<<<<
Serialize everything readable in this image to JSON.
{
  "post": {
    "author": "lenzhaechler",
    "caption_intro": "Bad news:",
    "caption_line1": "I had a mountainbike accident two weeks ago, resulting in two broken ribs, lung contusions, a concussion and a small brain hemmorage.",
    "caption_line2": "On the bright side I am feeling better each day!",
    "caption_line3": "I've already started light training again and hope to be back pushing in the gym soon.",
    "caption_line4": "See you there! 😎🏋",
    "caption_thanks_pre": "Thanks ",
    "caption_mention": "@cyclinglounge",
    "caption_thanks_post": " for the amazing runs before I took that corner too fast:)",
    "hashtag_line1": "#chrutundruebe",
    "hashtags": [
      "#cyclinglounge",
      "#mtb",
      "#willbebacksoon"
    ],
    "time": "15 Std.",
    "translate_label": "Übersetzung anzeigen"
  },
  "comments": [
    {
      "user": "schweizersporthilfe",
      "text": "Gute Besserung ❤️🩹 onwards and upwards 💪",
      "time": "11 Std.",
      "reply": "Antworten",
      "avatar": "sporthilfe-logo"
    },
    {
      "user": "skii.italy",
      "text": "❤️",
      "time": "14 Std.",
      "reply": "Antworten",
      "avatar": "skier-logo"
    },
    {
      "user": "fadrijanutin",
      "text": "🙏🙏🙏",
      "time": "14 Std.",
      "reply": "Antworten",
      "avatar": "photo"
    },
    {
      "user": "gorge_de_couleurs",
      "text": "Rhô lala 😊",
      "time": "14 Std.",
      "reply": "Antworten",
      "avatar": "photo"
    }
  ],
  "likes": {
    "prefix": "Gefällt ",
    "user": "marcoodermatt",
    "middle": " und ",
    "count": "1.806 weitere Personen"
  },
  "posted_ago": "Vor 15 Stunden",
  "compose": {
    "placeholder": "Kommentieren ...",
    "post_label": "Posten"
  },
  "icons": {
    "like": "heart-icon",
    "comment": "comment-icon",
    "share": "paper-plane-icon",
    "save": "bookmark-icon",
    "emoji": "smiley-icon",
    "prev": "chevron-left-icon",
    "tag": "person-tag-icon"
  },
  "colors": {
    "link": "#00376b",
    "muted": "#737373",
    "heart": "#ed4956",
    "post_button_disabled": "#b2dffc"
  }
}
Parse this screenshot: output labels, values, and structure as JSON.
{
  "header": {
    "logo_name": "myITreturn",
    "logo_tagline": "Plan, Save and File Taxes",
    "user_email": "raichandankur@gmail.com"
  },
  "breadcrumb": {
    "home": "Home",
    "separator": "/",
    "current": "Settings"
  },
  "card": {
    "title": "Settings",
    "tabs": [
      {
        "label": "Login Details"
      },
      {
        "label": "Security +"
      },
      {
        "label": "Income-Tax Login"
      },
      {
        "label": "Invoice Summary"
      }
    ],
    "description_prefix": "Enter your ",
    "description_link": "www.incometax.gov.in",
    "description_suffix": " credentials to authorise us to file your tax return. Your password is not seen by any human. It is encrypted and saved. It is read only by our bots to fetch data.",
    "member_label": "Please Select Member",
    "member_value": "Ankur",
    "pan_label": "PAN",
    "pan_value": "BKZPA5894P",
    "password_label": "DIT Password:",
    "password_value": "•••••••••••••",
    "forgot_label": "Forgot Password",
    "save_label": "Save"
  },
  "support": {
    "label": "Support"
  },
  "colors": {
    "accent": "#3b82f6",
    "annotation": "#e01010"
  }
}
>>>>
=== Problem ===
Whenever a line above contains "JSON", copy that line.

=== Task solution ===
Serialize everything readable in this image to JSON.
Parse this screenshot: output labels, values, and structure as JSON.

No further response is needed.